Writing data to redo log files

Redo log files are used in a circular fashion. Let’s say we have two redo log files, log1orc1.ora and log2orc1.ora. LGWR writes information first to log1orc1.ora until a log file switch occurs. Then LGWR writes data to log2orc1.ora until a log file switch occurs. Then LGWR writes data into log1orc1.ora, writing over any information currently stored in log1orc1.ora. Redo log file switches occur when LGWR fills up a redo log file or if a DBA executes ALTER SYSTEM SWITCH LOGFILE. When a redo log file switch occurs, a checkpoint is generated.

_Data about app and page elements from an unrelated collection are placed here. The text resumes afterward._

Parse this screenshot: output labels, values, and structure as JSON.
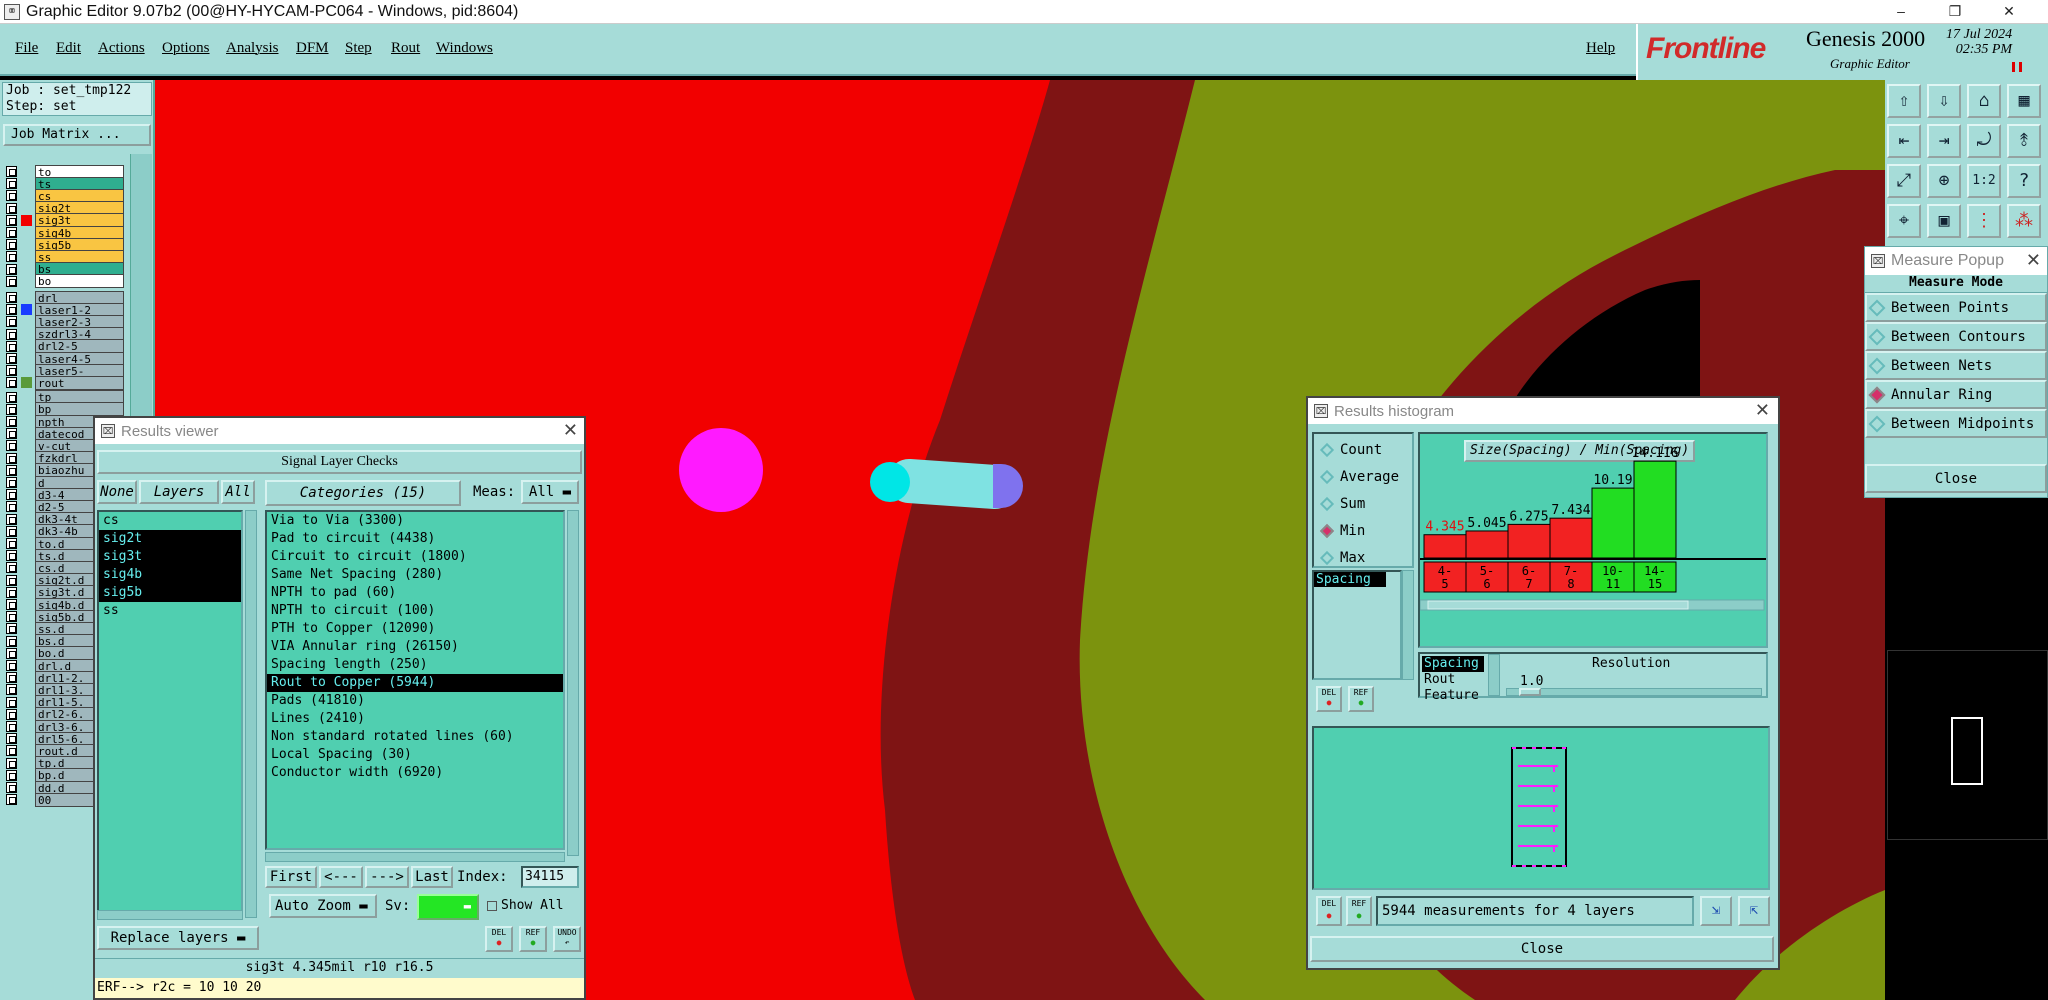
{
  "window": {
    "title": "Graphic Editor 9.07b2 (00@HY-HYCAM-PC064 - Windows, pid:8604)",
    "minimize": "–",
    "restore": "❐",
    "close": "✕"
  },
  "menu": [
    "File",
    "Edit",
    "Actions",
    "Options",
    "Analysis",
    "DFM",
    "Step",
    "Rout",
    "Windows"
  ],
  "help": "Help",
  "brand": {
    "logo": "Frontline",
    "product": "Genesis 2000",
    "subtitle": "Graphic Editor",
    "date": "17 Jul 2024",
    "time": "02:35 PM"
  },
  "job": {
    "job_line": "Job : set_tmp122",
    "step_line": "Step: set",
    "matrix_button": "Job Matrix ..."
  },
  "layers": [
    {
      "name": "to",
      "bg": "#ffffff",
      "color": ""
    },
    {
      "name": "ts",
      "bg": "#2fae8f",
      "color": ""
    },
    {
      "name": "cs",
      "bg": "#f9c542",
      "color": ""
    },
    {
      "name": "sig2t",
      "bg": "#f9c542",
      "color": ""
    },
    {
      "name": "sig3t",
      "bg": "#f9c542",
      "color": "#f20000"
    },
    {
      "name": "sig4b",
      "bg": "#f9c542",
      "color": ""
    },
    {
      "name": "sig5b",
      "bg": "#f9c542",
      "color": ""
    },
    {
      "name": "ss",
      "bg": "#f9c542",
      "color": ""
    },
    {
      "name": "bs",
      "bg": "#2fae8f",
      "color": ""
    },
    {
      "name": "bo",
      "bg": "#ffffff",
      "color": ""
    },
    {
      "name": "drl",
      "bg": "#9fb7bd",
      "color": ""
    },
    {
      "name": "laser1-2",
      "bg": "#9fb7bd",
      "color": "#1a3cff"
    },
    {
      "name": "laser2-3",
      "bg": "#9fb7bd",
      "color": ""
    },
    {
      "name": "szdrl3-4",
      "bg": "#9fb7bd",
      "color": ""
    },
    {
      "name": "drl2-5",
      "bg": "#9fb7bd",
      "color": ""
    },
    {
      "name": "laser4-5",
      "bg": "#9fb7bd",
      "color": ""
    },
    {
      "name": "laser5-",
      "bg": "#9fb7bd",
      "color": ""
    },
    {
      "name": "rout",
      "bg": "#9fb7bd",
      "color": "#5a9a3a"
    },
    {
      "name": "tp",
      "bg": "#9fb7bd",
      "color": ""
    },
    {
      "name": "bp",
      "bg": "#9fb7bd",
      "color": ""
    },
    {
      "name": "npth",
      "bg": "#9fb7bd",
      "color": ""
    },
    {
      "name": "datecod",
      "bg": "#9fb7bd",
      "color": ""
    },
    {
      "name": "v-cut",
      "bg": "#9fb7bd",
      "color": ""
    },
    {
      "name": "fzkdrl",
      "bg": "#9fb7bd",
      "color": ""
    },
    {
      "name": "biaozhu",
      "bg": "#9fb7bd",
      "color": ""
    },
    {
      "name": "d",
      "bg": "#9fb7bd",
      "color": ""
    },
    {
      "name": "d3-4",
      "bg": "#9fb7bd",
      "color": ""
    },
    {
      "name": "d2-5",
      "bg": "#9fb7bd",
      "color": ""
    },
    {
      "name": "dk3-4t",
      "bg": "#9fb7bd",
      "color": ""
    },
    {
      "name": "dk3-4b",
      "bg": "#9fb7bd",
      "color": ""
    },
    {
      "name": "to.d",
      "bg": "#9fb7bd",
      "color": ""
    },
    {
      "name": "ts.d",
      "bg": "#9fb7bd",
      "color": ""
    },
    {
      "name": "cs.d",
      "bg": "#9fb7bd",
      "color": ""
    },
    {
      "name": "sig2t.d",
      "bg": "#9fb7bd",
      "color": ""
    },
    {
      "name": "sig3t.d",
      "bg": "#9fb7bd",
      "color": ""
    },
    {
      "name": "sig4b.d",
      "bg": "#9fb7bd",
      "color": ""
    },
    {
      "name": "sig5b.d",
      "bg": "#9fb7bd",
      "color": ""
    },
    {
      "name": "ss.d",
      "bg": "#9fb7bd",
      "color": ""
    },
    {
      "name": "bs.d",
      "bg": "#9fb7bd",
      "color": ""
    },
    {
      "name": "bo.d",
      "bg": "#9fb7bd",
      "color": ""
    },
    {
      "name": "drl.d",
      "bg": "#9fb7bd",
      "color": ""
    },
    {
      "name": "drl1-2.",
      "bg": "#9fb7bd",
      "color": ""
    },
    {
      "name": "drl1-3.",
      "bg": "#9fb7bd",
      "color": ""
    },
    {
      "name": "drl1-5.",
      "bg": "#9fb7bd",
      "color": ""
    },
    {
      "name": "drl2-6.",
      "bg": "#9fb7bd",
      "color": ""
    },
    {
      "name": "drl3-6.",
      "bg": "#9fb7bd",
      "color": ""
    },
    {
      "name": "drl5-6.",
      "bg": "#9fb7bd",
      "color": ""
    },
    {
      "name": "rout.d",
      "bg": "#9fb7bd",
      "color": ""
    },
    {
      "name": "tp.d",
      "bg": "#9fb7bd",
      "color": ""
    },
    {
      "name": "bp.d",
      "bg": "#9fb7bd",
      "color": ""
    },
    {
      "name": "dd.d",
      "bg": "#9fb7bd",
      "color": ""
    },
    {
      "name": "00",
      "bg": "#9fb7bd",
      "color": ""
    }
  ],
  "results_viewer": {
    "title": "Results viewer",
    "section": "Signal Layer Checks",
    "none_btn": "None",
    "layers_btn": "Layers",
    "all_btn": "All",
    "categories_btn": "Categories (15)",
    "meas_label": "Meas:",
    "meas_value": "All",
    "layer_items": [
      {
        "name": "cs",
        "selected": false
      },
      {
        "name": "sig2t",
        "selected": true
      },
      {
        "name": "sig3t",
        "selected": true
      },
      {
        "name": "sig4b",
        "selected": true
      },
      {
        "name": "sig5b",
        "selected": true
      },
      {
        "name": "ss",
        "selected": false
      }
    ],
    "categories": [
      {
        "name": "Via to Via (3300)",
        "selected": false
      },
      {
        "name": "Pad to circuit (4438)",
        "selected": false
      },
      {
        "name": "Circuit to circuit (1800)",
        "selected": false
      },
      {
        "name": "Same Net Spacing (280)",
        "selected": false
      },
      {
        "name": "NPTH to pad (60)",
        "selected": false
      },
      {
        "name": "NPTH to circuit (100)",
        "selected": false
      },
      {
        "name": "PTH to Copper (12090)",
        "selected": false
      },
      {
        "name": "VIA Annular ring (26150)",
        "selected": false
      },
      {
        "name": "Spacing length (250)",
        "selected": false
      },
      {
        "name": "Rout to Copper (5944)",
        "selected": true
      },
      {
        "name": "Pads (41810)",
        "selected": false
      },
      {
        "name": "Lines (2410)",
        "selected": false
      },
      {
        "name": "Non standard rotated lines (60)",
        "selected": false
      },
      {
        "name": "Local Spacing (30)",
        "selected": false
      },
      {
        "name": "Conductor width (6920)",
        "selected": false
      }
    ],
    "first_btn": "First",
    "prev_btn": "<---",
    "next_btn": "--->",
    "last_btn": "Last",
    "index_label": "Index:",
    "index_value": "34115",
    "autozoom": "Auto Zoom",
    "sv_label": "Sv:",
    "show_all": "Show All",
    "replace_layers": "Replace layers",
    "del": "DEL",
    "ref": "REF",
    "undo": "UNDO",
    "status": "sig3t 4.345mil  r10  r16.5",
    "erf": "ERF--> r2c = 10 10 20"
  },
  "measure_popup": {
    "title": "Measure Popup",
    "mode_label": "Measure Mode",
    "options": [
      {
        "label": "Between Points",
        "on": false
      },
      {
        "label": "Between Contours",
        "on": false
      },
      {
        "label": "Between Nets",
        "on": false
      },
      {
        "label": "Annular Ring",
        "on": true
      },
      {
        "label": "Between Midpoints",
        "on": false
      }
    ],
    "close": "Close"
  },
  "histogram": {
    "title": "Results histogram",
    "stats": [
      {
        "label": "Count",
        "on": false
      },
      {
        "label": "Average",
        "on": false
      },
      {
        "label": "Sum",
        "on": false
      },
      {
        "label": "Min",
        "on": true
      },
      {
        "label": "Max",
        "on": false
      }
    ],
    "spacing_item": "Spacing",
    "chart_title": "Size(Spacing) / Min(Spacing)",
    "types": [
      "Spacing",
      "Rout",
      "Feature"
    ],
    "resolution_label": "Resolution",
    "resolution_value": "1.0",
    "summary": "5944 measurements for 4 layers",
    "close": "Close",
    "del": "DEL",
    "ref": "REF"
  },
  "chart_data": {
    "type": "bar",
    "title": "Size(Spacing) / Min(Spacing)",
    "categories": [
      "4-5",
      "5-6",
      "6-7",
      "7-8",
      "10-11",
      "14-15"
    ],
    "values": [
      4.345,
      5.045,
      6.275,
      7.434,
      10.19,
      14.116
    ],
    "value_labels": [
      "4.345",
      "5.045",
      "6.275",
      "7.434",
      "10.19",
      "14.116"
    ],
    "bin_labels": [
      [
        "4-",
        "5"
      ],
      [
        "5-",
        "6"
      ],
      [
        "6-",
        "7"
      ],
      [
        "7-",
        "8"
      ],
      [
        "10-",
        "11"
      ],
      [
        "14-",
        "15"
      ]
    ],
    "colors": [
      "#f22222",
      "#f22222",
      "#f22222",
      "#f22222",
      "#22dd22",
      "#22dd22"
    ],
    "ylim": [
      0,
      15
    ]
  }
}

This will be covered later in this module.

Finding information about your redo log files

  1. V$LOG provides group information such as group number, log sequence number and status.
  2. V$LOGFILE provides log file member information such as name and status.
  3. V$LOG_HISTORY contains control file log history information.

Look at the following writing.sb.html to view information from V$LOG and V$LOGFILE as well as V$LOG_HISTORY.

V$LOG, V$LOGFILE, and V$LOG_HISTORY

V$LOG and V$LOGFILE.
View the image above to see information about V$LOG and V$LOGFILE.
View the Image below to see information about V$LOGHISTORY.
V$LOGHISTORY in Oracle.
The diagram above describes V$LOGHISTORY in Oracle.
The next lesson is about multiplexing redo log files.